Credit cards also provide added security when you travel. Lose a credit card and you're inconvenienced, but not out your money. Lose cash and you're both inconvenienced and that cash is likely gone for good. This would be especially unfortunate if you were traveling internationally and unable to access your local bank.
Then there are emergencies to think about. Though we all hope to avoid an emergency situation where we might be dependent on a credit card, it happens to people every day. And since most non-rewards cards are annual-fee-free, there's no cost to carry them, making them a smart thing to have in your wallet, just in case.
6. Low ongoing interest rates

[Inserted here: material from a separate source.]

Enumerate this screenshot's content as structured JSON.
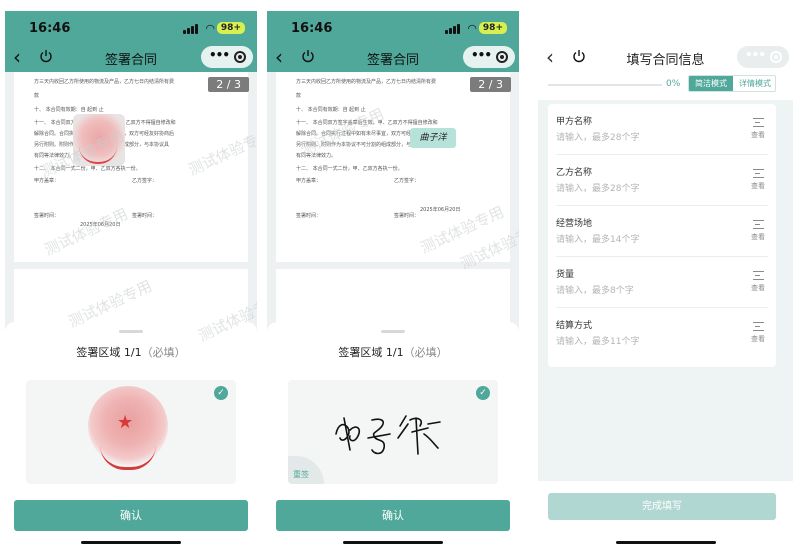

Generally non-rewards credit cards have lower interest rates than rewards credit cards. It's not uncommon to find non-rewards credit cards with purchase APR rates as low as about 12-16 percent; however, some non-rewards cards offer exceptionally low rates. Consider the PenFed Promise Visa® Card (11.74% to 17.99% Variable) or the Simmons Visa®'s 9.25% variable rate.
If you know you may need to carry a balance at some point, having a card that offers a low ongoing rate could be a huge benefit to you, saving you hundreds of dollars in interest costs.
7. Other perks and features for non-rewards credit cards
Though non-rewards credit cards might not come with signup bonuses or allow you to accumulate rewards, they're certainly not without their place. And while it'd be impossible to cover every single perk of all the non-rewards cards out there in just one article, we thought it was at least worth mentioning a couple benefits that you can enjoy with many non-rewards credit cards.
First, many non-rewards credit cards offer car rental coverage, which is huge if you travel often and need a car wherever you go. Credit card car rental coverage usually includes auto insurance for damage due to collision or theft, and typically kicks in after your personal auto insurance pays. Though your personal auto insurance comes first, credit card car rental coverage shouldn't be dismissed so quickly, as usually, it can help reimburse you for your auto insurance deductible, which could be as high as $1,000 or more.
Finally, one last major incentive that can often be found with non-rewards credit cards is free FICO score and credit tracking information. Many issuers offer cardholders a free FICO score each billing cycle as well as educational tools to better understand the main attributes that drive your credit health. Credit card users working to improve their credit history, especially those working toward qualifying for a rewards credit card, are sure to find this to be an invaluable resource.